A window that displays one of the world’s most exclusive views? Check. Broke a ninety-one-year-old celestial ceiling? Check. Is in charge of a masterpiece that millions crane their necks to ogle? Check. Who is this Wonder Woman who wears classy couture rather than spandex shorts?
The world’s museums are the provenance of males: The National Gallery in London, The Prado in Spain, The Louvre in Paris. In a nod to irony, the most male dominated enclave in Europe, the Vatican, appointed its first female director of the Vatican Museums: Barbara Jatta. In the medieval city-state, populated by cardinals, and policed by Swiss guards, Ms. Jatta is leaving her mark.
The director has artistic blood running through her heritage. Her paternal ancestors founded an archaeological museum named after the family in Ruvo de Puglia; her grandmother was a painter; her mother hailed from architects, some of whom worked for popes. However, her historical role was not born from these august connections.
Barbara studied art history at the Sapienza University of Rome and worked as a lecturer at the University of Naples. During this time, she married a medical researcher, Fabio Midulla, with whom she has three children. As a Ph.D. student, Midulla left for a two-year stint to Case Western Reserve University in Cleveland, Ohio. Anxious to do more than shine in the kitchen, Barbara applied to the Cleveland Museum of Art where she worked on an exhibition of Roman drawings. The show caught the eye of Joseph Connors, the director of the American Academy in Rome, who requested Jatta create a similar exhibition in Italy. During the course of her research, Barbara reached out to the Vatican Library for some loans, and in the process, developed a rapport with its prefect. In what she described as a heavenly invitation, he offered her a position at the Vatican Library, a post she held for twenty years.
In 2016, Pope Francis appointed Barbara Jatta as the new director of the Vatican Museums, news that shocked Jatta as much as it did everyone else. With his announcement, Ms. Jatta became an unwitting feminist symbol as the highest-ranking female administrator in a country-state where senior positions have been assumed by cardinals and bishops. Her position is daunting: Jatta is responsible for the treasure accumulated by the popes over the centuries including the “Laocoon” sculture from the first century B.C., and Leonardo da Vinci’s St. Jerome. In its accumulation of artifacts, the Vatican Museums makes the Palace of Versailles look like an upstart crow.

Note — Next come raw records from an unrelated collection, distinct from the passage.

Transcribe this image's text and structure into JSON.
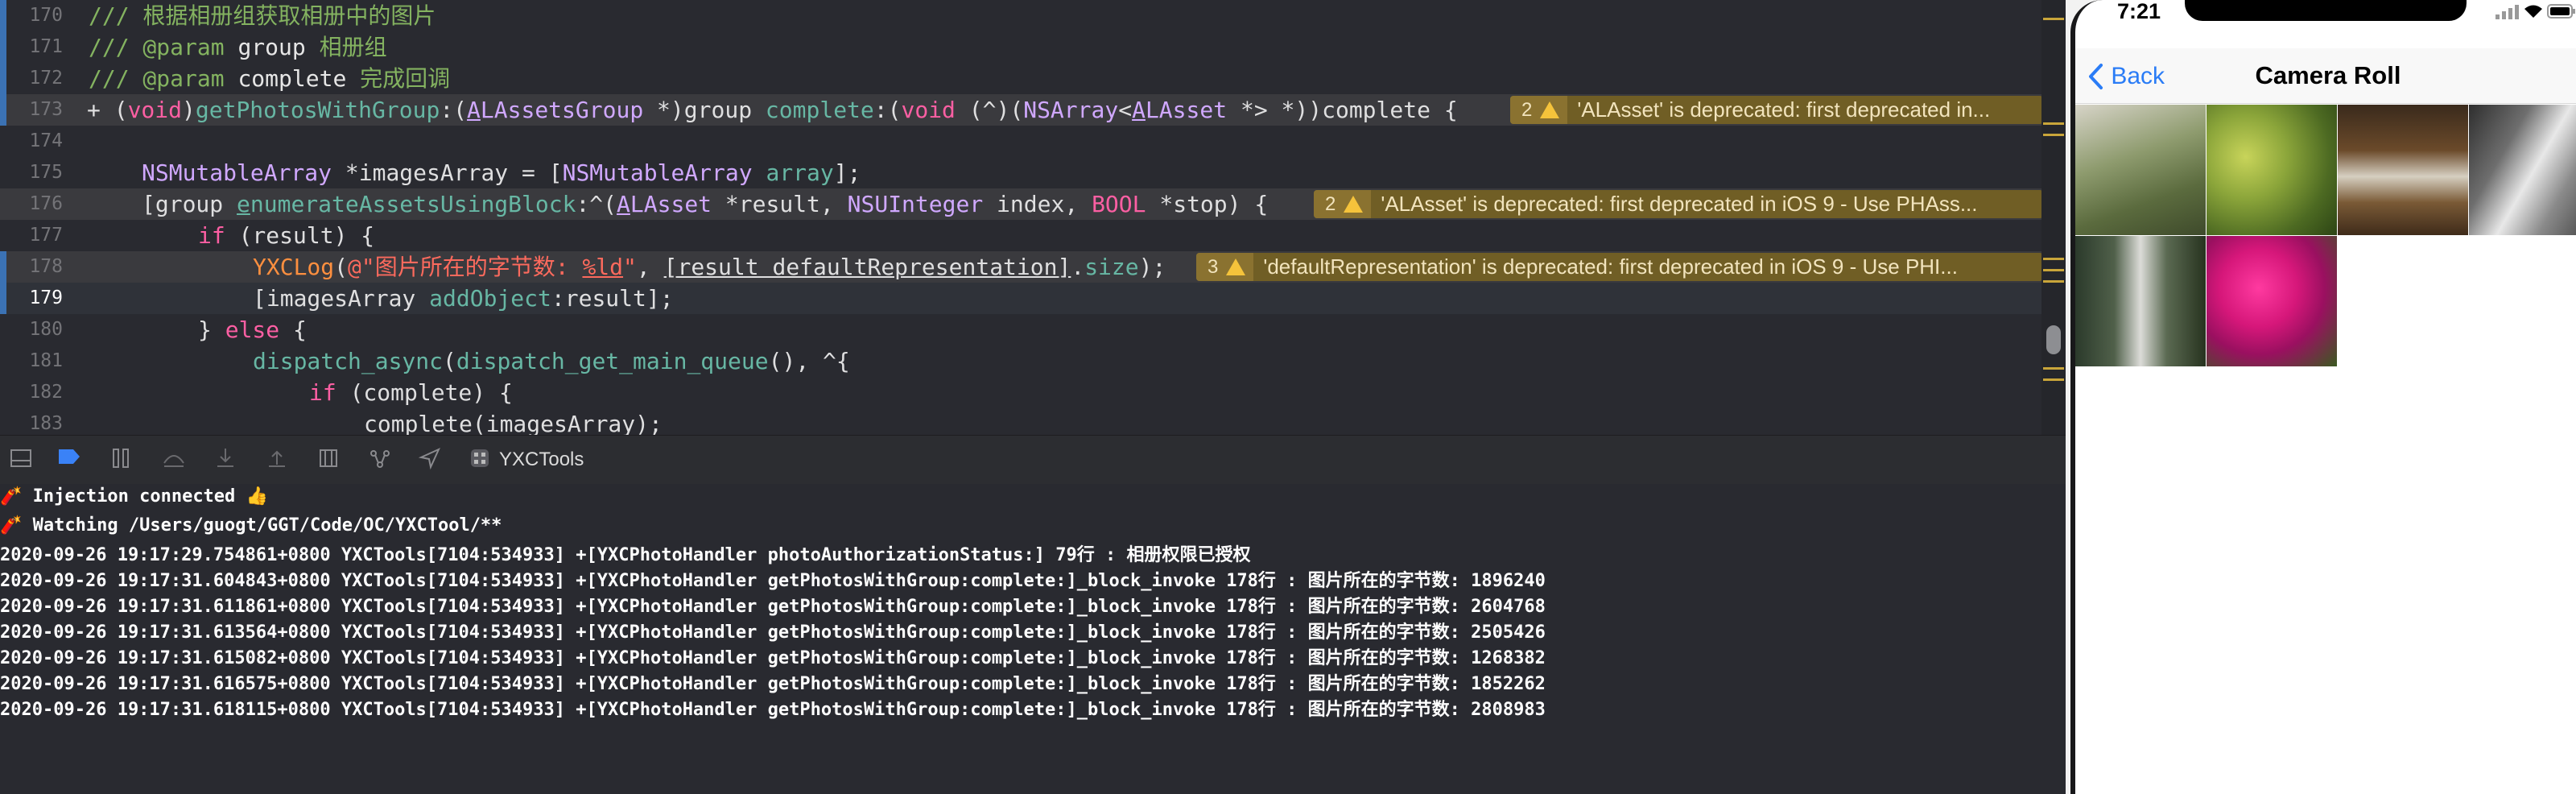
{
  "editor": {
    "lines": [
      {
        "num": "170",
        "text": "/// 根据相册组获取相册中的图片"
      },
      {
        "num": "171",
        "kw": "/// @param ",
        "name": "group",
        "desc": " 相册组"
      },
      {
        "num": "172",
        "kw": "/// @param ",
        "name": "complete",
        "desc": " 完成回调"
      },
      {
        "num": "173"
      },
      {
        "num": "174"
      },
      {
        "num": "175"
      },
      {
        "num": "176"
      },
      {
        "num": "177"
      },
      {
        "num": "178"
      },
      {
        "num": "179"
      },
      {
        "num": "180"
      },
      {
        "num": "181"
      },
      {
        "num": "182"
      },
      {
        "num": "183"
      }
    ],
    "warnings": [
      {
        "count": "2",
        "text": "'ALAsset' is deprecated: first deprecated in..."
      },
      {
        "count": "2",
        "text": "'ALAsset' is deprecated: first deprecated in iOS 9 - Use PHAss..."
      },
      {
        "count": "3",
        "text": "'defaultRepresentation' is deprecated: first deprecated in iOS 9 - Use PHI..."
      }
    ]
  },
  "toolbar": {
    "target_label": "YXCTools"
  },
  "console": {
    "lines": [
      "🧨 Injection connected 👍",
      "🧨 Watching /Users/guogt/GGT/Code/OC/YXCTool/**",
      "2020-09-26 19:17:29.754861+0800 YXCTools[7104:534933] +[YXCPhotoHandler photoAuthorizationStatus:] 79行 : 相册权限已授权",
      "2020-09-26 19:17:31.604843+0800 YXCTools[7104:534933] +[YXCPhotoHandler getPhotosWithGroup:complete:]_block_invoke 178行 : 图片所在的字节数: 1896240",
      "2020-09-26 19:17:31.611861+0800 YXCTools[7104:534933] +[YXCPhotoHandler getPhotosWithGroup:complete:]_block_invoke 178行 : 图片所在的字节数: 2604768",
      "2020-09-26 19:17:31.613564+0800 YXCTools[7104:534933] +[YXCPhotoHandler getPhotosWithGroup:complete:]_block_invoke 178行 : 图片所在的字节数: 2505426",
      "2020-09-26 19:17:31.615082+0800 YXCTools[7104:534933] +[YXCPhotoHandler getPhotosWithGroup:complete:]_block_invoke 178行 : 图片所在的字节数: 1268382",
      "2020-09-26 19:17:31.616575+0800 YXCTools[7104:534933] +[YXCPhotoHandler getPhotosWithGroup:complete:]_block_invoke 178行 : 图片所在的字节数: 1852262",
      "2020-09-26 19:17:31.618115+0800 YXCTools[7104:534933] +[YXCPhotoHandler getPhotosWithGroup:complete:]_block_invoke 178行 : 图片所在的字节数: 2808983"
    ]
  },
  "simulator": {
    "time": "7:21",
    "back_label": "Back",
    "title": "Camera Roll"
  },
  "colors": {
    "editor_bg": "#292a30",
    "comment": "#84b360",
    "keyword": "#fc5fa3",
    "type": "#5dd8ff",
    "warning_bg": "#705e25",
    "ios_blue": "#2a7cf6"
  }
}
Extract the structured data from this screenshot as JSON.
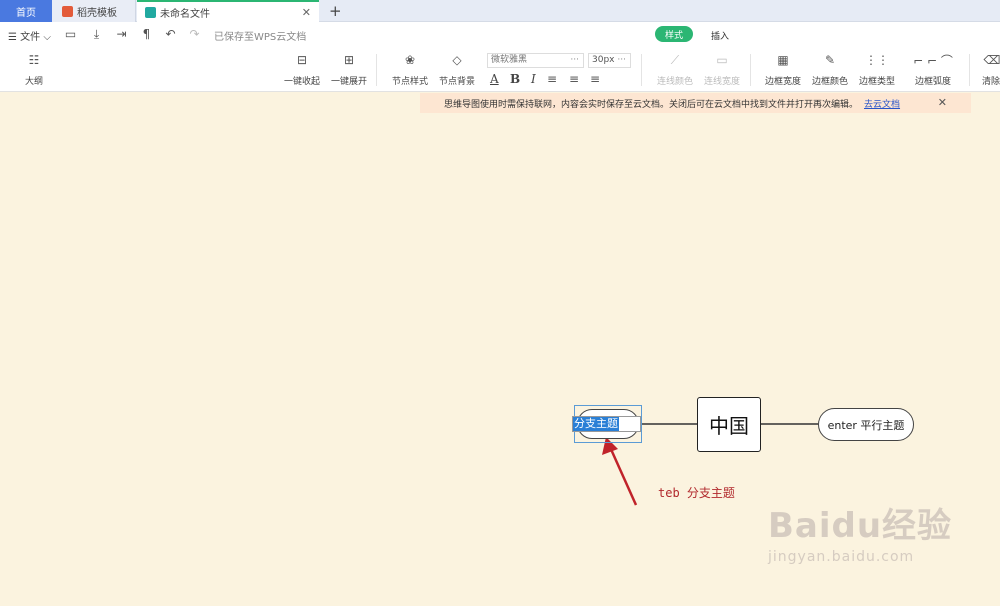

Initially, the galleries, once open only to the elite, the venue where popes are elected, receives six million visitors a year, most to view the site’s Holy of Holies, the Sistine Chapel. Barbara, a fervent Catholic, describes the immortal fresco as “the beauty that leads to faith.” She characterized her life as “busy, busy, busy: more and more.” One of her projects was to institute a live multimedia show on the Sistine Chapel with music by Sting. Jatta elaborated, “I’m not in a monastery. I’m a working woman of the third millennium.” Because of the time constraint, Barbara had to give up volleyball, a sport in which she excelled-of course. However, she still skis when she can, and every weekend cycles with her husband and friends on the bike path by the Tibor or along the Appian Way, where she has her home.
Extreme pressure has its perks: her office view is sublime; it looks upon the 1574 dome of St. Peter’s Basilica. And, of course, she meets the denizens of the world’s elite. In the center of the world’s most famous fresco, God breathes life into Adam. The Vatican, with its historic appointment, metaphorically breathed life into Eve.